Do's and Don'ts for Different Vitamins
By Dr. Mehmet Oz and Dr. Mike Roizen, MDs
When it comes to combining vitamins, it pays to know which may block each other from doing their good work and which may amplify their effects.
Fat-soluble vitamins A, D, E, and K:
- Absorption is improved if you take fat-soluble vitamins with a meal that contains healthy fats. One study found that taking vitamin D with your largest meal of the day increases your blood level by 50%.
- Vitamin A may be better absorbed when taken with vitamin E, but Johns Hopkins University research shows doses of vitamin E over 400 IU a day are associated with a higher risk of all causes of death — maybe because most vitamin E supplements contain just one of the eight forms of vitamin alpha-tocopherol. Make sure you buy vitamin E containing mixed tocopherols, or at least the one most experts think is beneficial: gamma topherol.
Water-soluble vitamins C and the Bs (B6, B12, biotin, folate, niacin, pantothenic acid, riboflavin, and thiamine):
- Take water-soluble vitamins on an empty stomach with a glass of water.
- Excessive doses of vitamin B6 can produce peripheral neuropathy, especially if your levels of B12, B2, and B9 are low.
- Vitamin C increases absorption of iron from supplements and food.
Increase your vitamin intake with fresh fruits and veggies, oily fish, nuts, and seeds. Twice daily take half a multivitamin/multimineral that delivers the recommended levels of nutrients, not mega-doses.
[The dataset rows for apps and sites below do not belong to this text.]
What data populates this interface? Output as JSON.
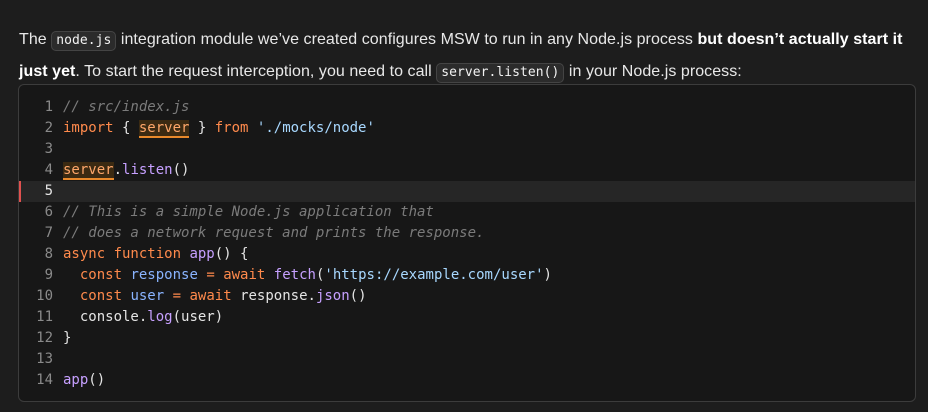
{
  "paragraph": {
    "t1": "The ",
    "code1": "node.js",
    "t2": " integration module we’ve created configures MSW to run in any Node.js process ",
    "bold1": "but doesn’t actually start it just yet",
    "t3": ". To start the request interception, you need to call ",
    "code2": "server.listen()",
    "t4": " in your Node.js process:"
  },
  "code": {
    "lines": [
      {
        "n": "1",
        "tokens": [
          {
            "c": "comment",
            "t": "// src/index.js"
          }
        ]
      },
      {
        "n": "2",
        "tokens": [
          {
            "c": "kw",
            "t": "import"
          },
          {
            "c": "plain",
            "t": " { "
          },
          {
            "c": "hl",
            "t": "server"
          },
          {
            "c": "plain",
            "t": " } "
          },
          {
            "c": "kw",
            "t": "from"
          },
          {
            "c": "plain",
            "t": " "
          },
          {
            "c": "str",
            "t": "'./mocks/node'"
          }
        ]
      },
      {
        "n": "3",
        "tokens": []
      },
      {
        "n": "4",
        "tokens": [
          {
            "c": "hl",
            "t": "server"
          },
          {
            "c": "plain",
            "t": "."
          },
          {
            "c": "fn",
            "t": "listen"
          },
          {
            "c": "plain",
            "t": "()"
          }
        ]
      },
      {
        "n": "5",
        "active": true,
        "tokens": []
      },
      {
        "n": "6",
        "tokens": [
          {
            "c": "comment",
            "t": "// This is a simple Node.js application that"
          }
        ]
      },
      {
        "n": "7",
        "tokens": [
          {
            "c": "comment",
            "t": "// does a network request and prints the response."
          }
        ]
      },
      {
        "n": "8",
        "tokens": [
          {
            "c": "kw",
            "t": "async function"
          },
          {
            "c": "plain",
            "t": " "
          },
          {
            "c": "fn",
            "t": "app"
          },
          {
            "c": "plain",
            "t": "() {"
          }
        ]
      },
      {
        "n": "9",
        "tokens": [
          {
            "c": "plain",
            "t": "  "
          },
          {
            "c": "kw",
            "t": "const"
          },
          {
            "c": "plain",
            "t": " "
          },
          {
            "c": "var",
            "t": "response"
          },
          {
            "c": "plain",
            "t": " "
          },
          {
            "c": "kw",
            "t": "="
          },
          {
            "c": "plain",
            "t": " "
          },
          {
            "c": "kw",
            "t": "await"
          },
          {
            "c": "plain",
            "t": " "
          },
          {
            "c": "fn",
            "t": "fetch"
          },
          {
            "c": "plain",
            "t": "("
          },
          {
            "c": "str",
            "t": "'https://example.com/user'"
          },
          {
            "c": "plain",
            "t": ")"
          }
        ]
      },
      {
        "n": "10",
        "tokens": [
          {
            "c": "plain",
            "t": "  "
          },
          {
            "c": "kw",
            "t": "const"
          },
          {
            "c": "plain",
            "t": " "
          },
          {
            "c": "var",
            "t": "user"
          },
          {
            "c": "plain",
            "t": " "
          },
          {
            "c": "kw",
            "t": "="
          },
          {
            "c": "plain",
            "t": " "
          },
          {
            "c": "kw",
            "t": "await"
          },
          {
            "c": "plain",
            "t": " response."
          },
          {
            "c": "fn",
            "t": "json"
          },
          {
            "c": "plain",
            "t": "()"
          }
        ]
      },
      {
        "n": "11",
        "tokens": [
          {
            "c": "plain",
            "t": "  console."
          },
          {
            "c": "fn",
            "t": "log"
          },
          {
            "c": "plain",
            "t": "(user)"
          }
        ]
      },
      {
        "n": "12",
        "tokens": [
          {
            "c": "plain",
            "t": "}"
          }
        ]
      },
      {
        "n": "13",
        "tokens": []
      },
      {
        "n": "14",
        "tokens": [
          {
            "c": "fn",
            "t": "app"
          },
          {
            "c": "plain",
            "t": "()"
          }
        ]
      }
    ]
  }
}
A balanced intake is what you're aiming for.
Get a blood test to check for vitamin deficiencies, then follow your doctor's advice.